"Instead of finding ways to help ensure they have safe housing, the City is threatening to shut down the only option many of these families can afford," according to Legal Aid Justice Center attorney Phil Storey.

According to the lawsuit, the City has subjected mobile home residents to harsh enforcement actions that include intrusive inspections with armed police escorts; threats to condemn homes or even bring criminal charges if residents don't allow inspectors inside; and unreasonable and legally unjustified repair standards that make compliance unrealistic.

"Some people who were doing everything they could to comply—getting permits and making repairs—the City just condemned their homes and they were left homeless," according to Olivia Leon Vitervo, a plaintiff living in Rudd's Trailer Park on Jefferson Davis Highway. "I watched the City do that to my uncle's family one morning. They didn't seem to care what happened to them."

"Federal civil rights laws protect minorities from policies that disproportionately threaten their access to housing," says Zatz. "That's especially the case when the City could choose less disruptive ways to address safety concerns."
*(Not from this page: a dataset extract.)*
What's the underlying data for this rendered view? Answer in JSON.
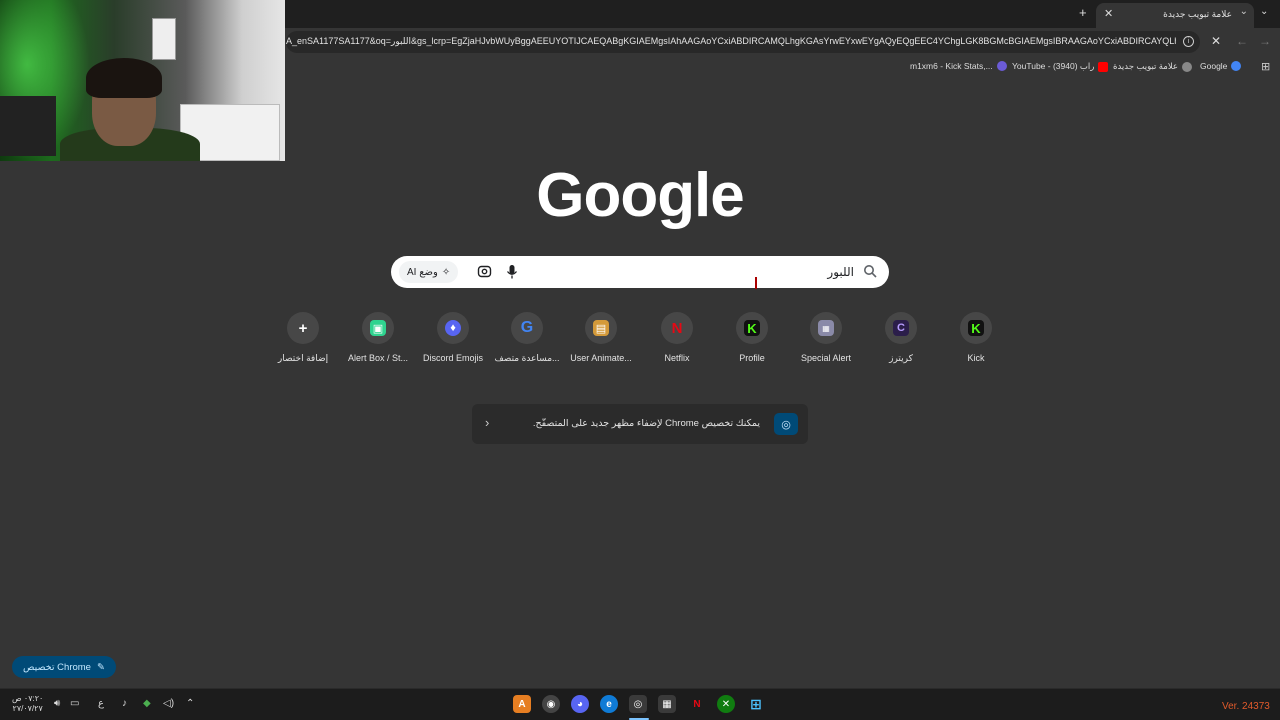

According to the U.S. Census Bureau, the population of Richmond is less than 7 percent Latino but over 70 percent of the residents in the City's mobile home parks are Latino. The lawsuit describes multiple attempts since last summer by residents and area nonprofits to resolve the City's safety concerns without risking residents' access to housing. According to the lawsuit, the City consistently rejected or withheld available funding for these alternatives.

The lawsuit asks the court to order the City to stop punitive enforcement actions and to address safety issues in mobile home parks in a way that does not displace the overwhelmingly Latino community. It also seeks damages for the emotional distress and other harms the City's aggressive campaign has caused.

A copy of the lawsuit can be downloaded from

The Legal Aid Justice Center is a Virginia nonprofit that provides free legal assistance and representation for low-income individuals in Virginia who have the least access to legal resources. LAJC's staff of 45 lawyers and professionals work from offices in Richmond, Charlottesville, Falls Church, and Petersburg. See for more information.

Crowell & Moring LLP is an international law firm with approximately 500 lawyers representing clients in litigation and arbitration, regulatory, and transactional matters. The firm is internationally recognized for its representation of Fortune 500 companies in high-stakes litigation, as well as its ongoing commitment to pro bono service and diversity. The firm has offices in Washington, D.C., New York, Los Angeles, San Francisco, Orange County, Anchorage, London, and Brussels.


Clifford J. Zatz